(Source data)
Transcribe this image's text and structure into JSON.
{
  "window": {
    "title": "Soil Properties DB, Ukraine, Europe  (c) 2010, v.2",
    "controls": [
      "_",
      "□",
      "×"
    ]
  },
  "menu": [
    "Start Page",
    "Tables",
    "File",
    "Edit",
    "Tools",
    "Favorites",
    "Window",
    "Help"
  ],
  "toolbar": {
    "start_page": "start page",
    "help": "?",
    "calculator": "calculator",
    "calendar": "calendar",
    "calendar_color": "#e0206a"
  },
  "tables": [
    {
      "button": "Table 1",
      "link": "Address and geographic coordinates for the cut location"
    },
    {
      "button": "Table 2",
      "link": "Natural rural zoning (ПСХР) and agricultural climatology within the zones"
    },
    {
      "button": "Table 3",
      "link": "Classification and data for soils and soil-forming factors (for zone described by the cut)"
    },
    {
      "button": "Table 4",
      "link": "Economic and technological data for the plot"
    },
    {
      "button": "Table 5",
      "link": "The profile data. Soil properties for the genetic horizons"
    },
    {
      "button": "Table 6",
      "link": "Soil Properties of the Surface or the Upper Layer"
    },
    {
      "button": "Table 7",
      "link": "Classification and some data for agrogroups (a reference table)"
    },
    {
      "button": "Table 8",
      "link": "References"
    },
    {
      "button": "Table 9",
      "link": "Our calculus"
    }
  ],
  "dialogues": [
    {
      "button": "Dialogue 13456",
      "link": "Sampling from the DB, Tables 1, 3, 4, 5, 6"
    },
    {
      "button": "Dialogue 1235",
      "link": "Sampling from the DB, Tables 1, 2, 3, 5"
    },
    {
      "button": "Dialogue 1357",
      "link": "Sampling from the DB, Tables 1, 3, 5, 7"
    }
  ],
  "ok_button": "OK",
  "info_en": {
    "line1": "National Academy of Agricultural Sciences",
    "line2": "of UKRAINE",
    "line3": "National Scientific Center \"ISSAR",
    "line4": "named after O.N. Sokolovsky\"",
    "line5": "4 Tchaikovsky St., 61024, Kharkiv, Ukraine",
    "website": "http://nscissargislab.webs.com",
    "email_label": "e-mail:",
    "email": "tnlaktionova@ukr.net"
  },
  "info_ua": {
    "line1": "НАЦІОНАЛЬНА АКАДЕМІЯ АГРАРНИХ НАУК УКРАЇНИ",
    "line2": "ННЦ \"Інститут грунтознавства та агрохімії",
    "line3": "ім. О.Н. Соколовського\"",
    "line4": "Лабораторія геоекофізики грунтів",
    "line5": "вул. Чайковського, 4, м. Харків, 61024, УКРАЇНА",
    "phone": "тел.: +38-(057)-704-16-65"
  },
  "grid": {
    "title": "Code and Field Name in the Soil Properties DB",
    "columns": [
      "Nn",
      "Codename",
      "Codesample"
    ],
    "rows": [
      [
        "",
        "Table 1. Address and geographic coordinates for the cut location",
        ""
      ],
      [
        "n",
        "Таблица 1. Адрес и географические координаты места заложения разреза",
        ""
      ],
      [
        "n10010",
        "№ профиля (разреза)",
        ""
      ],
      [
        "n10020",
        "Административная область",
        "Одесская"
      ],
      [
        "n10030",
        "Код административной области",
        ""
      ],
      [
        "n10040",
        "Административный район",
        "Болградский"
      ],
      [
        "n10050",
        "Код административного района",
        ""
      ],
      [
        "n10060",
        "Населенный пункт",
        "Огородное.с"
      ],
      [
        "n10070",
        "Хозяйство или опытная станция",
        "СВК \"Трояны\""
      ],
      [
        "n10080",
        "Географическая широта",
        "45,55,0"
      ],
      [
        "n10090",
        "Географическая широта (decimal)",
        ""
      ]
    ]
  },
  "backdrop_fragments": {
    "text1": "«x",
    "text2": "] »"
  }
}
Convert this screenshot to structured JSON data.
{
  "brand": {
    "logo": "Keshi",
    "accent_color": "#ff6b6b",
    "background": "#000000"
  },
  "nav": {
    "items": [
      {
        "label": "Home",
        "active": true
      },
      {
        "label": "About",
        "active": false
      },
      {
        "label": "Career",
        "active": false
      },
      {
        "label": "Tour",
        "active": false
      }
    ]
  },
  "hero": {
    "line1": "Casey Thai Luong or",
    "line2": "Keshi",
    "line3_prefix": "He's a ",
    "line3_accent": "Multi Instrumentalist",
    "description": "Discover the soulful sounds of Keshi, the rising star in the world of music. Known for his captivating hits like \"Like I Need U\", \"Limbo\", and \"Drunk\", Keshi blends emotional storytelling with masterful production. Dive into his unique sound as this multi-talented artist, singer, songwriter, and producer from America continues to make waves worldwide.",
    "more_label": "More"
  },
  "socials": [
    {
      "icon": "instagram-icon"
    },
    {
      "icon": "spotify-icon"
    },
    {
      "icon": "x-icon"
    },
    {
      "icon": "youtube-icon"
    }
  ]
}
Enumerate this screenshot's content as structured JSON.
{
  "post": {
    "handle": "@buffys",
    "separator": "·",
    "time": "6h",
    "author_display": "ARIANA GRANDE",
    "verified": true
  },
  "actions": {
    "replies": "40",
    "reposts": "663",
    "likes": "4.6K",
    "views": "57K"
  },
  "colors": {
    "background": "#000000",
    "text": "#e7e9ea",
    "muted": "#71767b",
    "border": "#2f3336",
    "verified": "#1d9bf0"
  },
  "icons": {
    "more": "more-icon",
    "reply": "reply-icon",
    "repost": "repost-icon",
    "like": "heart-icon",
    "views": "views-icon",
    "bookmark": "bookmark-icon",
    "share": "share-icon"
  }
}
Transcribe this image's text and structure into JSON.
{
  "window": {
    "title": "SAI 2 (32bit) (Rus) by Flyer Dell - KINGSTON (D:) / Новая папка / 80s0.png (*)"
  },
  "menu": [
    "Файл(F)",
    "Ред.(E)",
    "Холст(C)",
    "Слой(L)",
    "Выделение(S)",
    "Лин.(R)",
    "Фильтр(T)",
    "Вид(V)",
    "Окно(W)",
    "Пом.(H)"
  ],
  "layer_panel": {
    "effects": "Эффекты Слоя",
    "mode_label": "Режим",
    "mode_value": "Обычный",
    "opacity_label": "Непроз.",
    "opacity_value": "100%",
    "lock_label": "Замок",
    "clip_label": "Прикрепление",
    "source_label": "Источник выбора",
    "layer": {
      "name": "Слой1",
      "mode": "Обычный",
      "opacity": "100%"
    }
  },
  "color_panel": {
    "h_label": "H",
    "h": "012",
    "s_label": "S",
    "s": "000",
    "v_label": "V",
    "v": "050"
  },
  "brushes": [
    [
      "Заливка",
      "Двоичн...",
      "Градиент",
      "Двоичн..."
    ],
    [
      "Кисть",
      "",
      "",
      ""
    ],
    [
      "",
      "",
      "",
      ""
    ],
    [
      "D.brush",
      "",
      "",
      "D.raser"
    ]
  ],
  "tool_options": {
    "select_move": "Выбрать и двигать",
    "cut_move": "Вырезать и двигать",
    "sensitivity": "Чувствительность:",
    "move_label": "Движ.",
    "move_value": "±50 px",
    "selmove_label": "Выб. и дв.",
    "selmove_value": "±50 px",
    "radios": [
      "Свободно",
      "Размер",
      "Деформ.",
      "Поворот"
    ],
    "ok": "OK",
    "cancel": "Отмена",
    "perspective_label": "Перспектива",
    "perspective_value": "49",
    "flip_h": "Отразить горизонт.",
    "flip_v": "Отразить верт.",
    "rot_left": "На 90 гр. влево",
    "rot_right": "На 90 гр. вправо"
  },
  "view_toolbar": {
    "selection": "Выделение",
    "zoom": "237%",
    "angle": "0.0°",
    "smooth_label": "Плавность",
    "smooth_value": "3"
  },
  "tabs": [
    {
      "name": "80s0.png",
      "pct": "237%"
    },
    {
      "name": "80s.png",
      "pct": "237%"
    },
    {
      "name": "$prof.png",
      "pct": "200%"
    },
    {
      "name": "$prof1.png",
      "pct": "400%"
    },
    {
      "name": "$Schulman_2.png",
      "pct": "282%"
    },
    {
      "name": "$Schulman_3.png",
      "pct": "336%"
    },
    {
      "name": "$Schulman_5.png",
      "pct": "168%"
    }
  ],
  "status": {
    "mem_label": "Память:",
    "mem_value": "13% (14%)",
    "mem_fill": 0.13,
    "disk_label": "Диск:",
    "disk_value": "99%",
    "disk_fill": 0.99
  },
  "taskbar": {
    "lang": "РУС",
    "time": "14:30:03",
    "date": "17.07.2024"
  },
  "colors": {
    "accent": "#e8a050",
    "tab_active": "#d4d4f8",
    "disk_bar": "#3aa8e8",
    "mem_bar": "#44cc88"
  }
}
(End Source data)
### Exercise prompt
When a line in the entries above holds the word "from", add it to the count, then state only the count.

### Exercise result
4